Every line of the listing must be reproduced as it stands. Leave the images behind.

*Entries provided*.
——

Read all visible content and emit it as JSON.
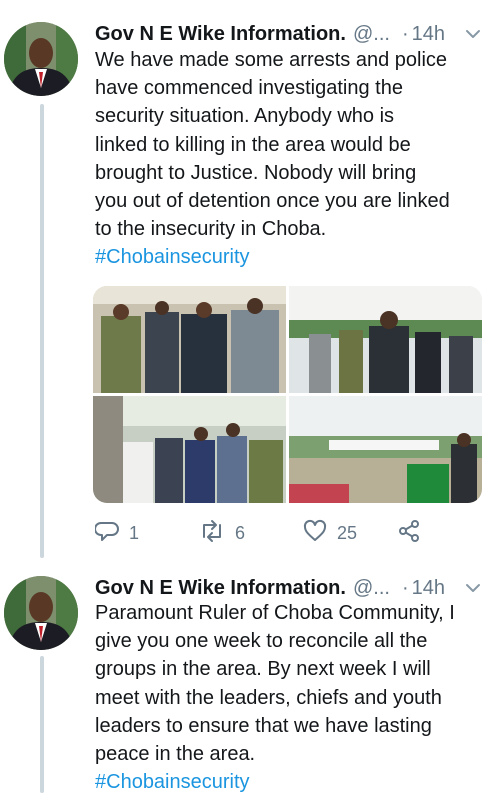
{
  "tweets": [
    {
      "display_name": "Gov N E Wike Information.",
      "handle": "@...",
      "separator": "·",
      "time": "14h",
      "lines": [
        "We have made some arrests and police",
        "have commenced investigating the",
        "security situation.  Anybody  who is",
        "linked to killing in the area would be",
        "brought  to Justice.  Nobody will bring",
        "you out of detention once you are linked",
        "to the insecurity in Choba."
      ],
      "hashtag": "#Chobainsecurity",
      "reply_count": "1",
      "retweet_count": "6",
      "like_count": "25"
    },
    {
      "display_name": "Gov N E Wike Information.",
      "handle": "@...",
      "separator": "·",
      "time": "14h",
      "lines": [
        "Paramount Ruler of Choba Community, I",
        "give you one week to reconcile all the",
        "groups in the area. By next week I will",
        "meet with the leaders, chiefs and youth",
        "leaders to ensure that we have lasting",
        "peace in the area."
      ],
      "hashtag": "#Chobainsecurity"
    }
  ],
  "icons": {
    "avatar": "avatar",
    "caret": "chevron-down-icon",
    "reply": "reply-icon",
    "retweet": "retweet-icon",
    "like": "heart-icon",
    "share": "share-icon"
  },
  "colors": {
    "hashtag": "#1b95e0",
    "muted": "#657786",
    "thread_line": "#ccd6dd"
  }
}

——

*Result of this exercise*.
Read all visible content and emit it as JSON.
{
  "tweets": [
    {
      "display_name": "Gov N E Wike Information.",
      "handle": "@...",
      "separator": "·",
      "time": "14h",
      "lines": [
        "We have made some arrests and police",
        "have commenced investigating the",
        "security situation.  Anybody  who is",
        "linked to killing in the area would be",
        "brought  to Justice.  Nobody will bring",
        "you out of detention once you are linked",
        "to the insecurity in Choba."
      ],
      "hashtag": "#Chobainsecurity",
      "reply_count": "1",
      "retweet_count": "6",
      "like_count": "25"
    },
    {
      "display_name": "Gov N E Wike Information.",
      "handle": "@...",
      "separator": "·",
      "time": "14h",
      "lines": [
        "Paramount Ruler of Choba Community, I",
        "give you one week to reconcile all the",
        "groups in the area. By next week I will",
        "meet with the leaders, chiefs and youth",
        "leaders to ensure that we have lasting",
        "peace in the area."
      ],
      "hashtag": "#Chobainsecurity"
    }
  ],
  "icons": {
    "avatar": "avatar",
    "caret": "chevron-down-icon",
    "reply": "reply-icon",
    "retweet": "retweet-icon",
    "like": "heart-icon",
    "share": "share-icon"
  },
  "colors": {
    "hashtag": "#1b95e0",
    "muted": "#657786",
    "thread_line": "#ccd6dd"
  }
}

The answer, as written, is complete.